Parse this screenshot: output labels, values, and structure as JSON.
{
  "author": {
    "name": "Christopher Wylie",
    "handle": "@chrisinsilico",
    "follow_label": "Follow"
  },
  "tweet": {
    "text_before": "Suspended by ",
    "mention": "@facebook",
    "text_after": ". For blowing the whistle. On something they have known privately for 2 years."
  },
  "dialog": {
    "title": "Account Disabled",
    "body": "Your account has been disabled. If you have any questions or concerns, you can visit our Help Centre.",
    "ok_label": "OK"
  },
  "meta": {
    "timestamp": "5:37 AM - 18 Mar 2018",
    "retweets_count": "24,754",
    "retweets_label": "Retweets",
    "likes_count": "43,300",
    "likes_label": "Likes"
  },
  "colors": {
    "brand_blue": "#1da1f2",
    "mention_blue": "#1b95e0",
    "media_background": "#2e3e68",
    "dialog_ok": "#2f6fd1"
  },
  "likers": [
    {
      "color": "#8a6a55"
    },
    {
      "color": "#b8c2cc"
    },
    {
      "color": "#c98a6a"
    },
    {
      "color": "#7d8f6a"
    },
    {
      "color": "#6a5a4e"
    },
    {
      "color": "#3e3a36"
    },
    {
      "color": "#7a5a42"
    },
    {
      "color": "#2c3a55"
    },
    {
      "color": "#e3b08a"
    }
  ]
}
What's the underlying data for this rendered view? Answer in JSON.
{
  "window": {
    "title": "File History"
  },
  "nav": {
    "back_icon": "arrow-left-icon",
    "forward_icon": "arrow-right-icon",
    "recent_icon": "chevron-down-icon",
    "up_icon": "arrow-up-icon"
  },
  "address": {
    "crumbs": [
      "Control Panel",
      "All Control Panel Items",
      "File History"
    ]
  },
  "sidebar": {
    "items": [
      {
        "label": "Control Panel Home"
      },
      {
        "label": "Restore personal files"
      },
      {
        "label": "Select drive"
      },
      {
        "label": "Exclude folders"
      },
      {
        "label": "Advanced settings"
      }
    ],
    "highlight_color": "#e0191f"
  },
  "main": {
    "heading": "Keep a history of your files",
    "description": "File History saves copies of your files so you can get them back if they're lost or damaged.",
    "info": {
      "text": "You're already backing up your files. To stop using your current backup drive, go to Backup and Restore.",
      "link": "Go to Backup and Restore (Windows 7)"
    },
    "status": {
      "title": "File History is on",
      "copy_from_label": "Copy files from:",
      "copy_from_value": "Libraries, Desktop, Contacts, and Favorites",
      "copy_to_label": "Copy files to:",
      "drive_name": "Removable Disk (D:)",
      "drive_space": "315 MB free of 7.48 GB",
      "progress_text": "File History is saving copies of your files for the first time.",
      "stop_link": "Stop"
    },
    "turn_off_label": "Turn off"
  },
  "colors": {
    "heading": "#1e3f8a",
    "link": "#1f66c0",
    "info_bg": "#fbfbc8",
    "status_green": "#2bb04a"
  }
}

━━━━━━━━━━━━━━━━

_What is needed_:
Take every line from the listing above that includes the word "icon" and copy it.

_Task answer_:
    "back_icon": "arrow-left-icon",
    "forward_icon": "arrow-right-icon",
    "recent_icon": "chevron-down-icon",
    "up_icon": "arrow-up-icon"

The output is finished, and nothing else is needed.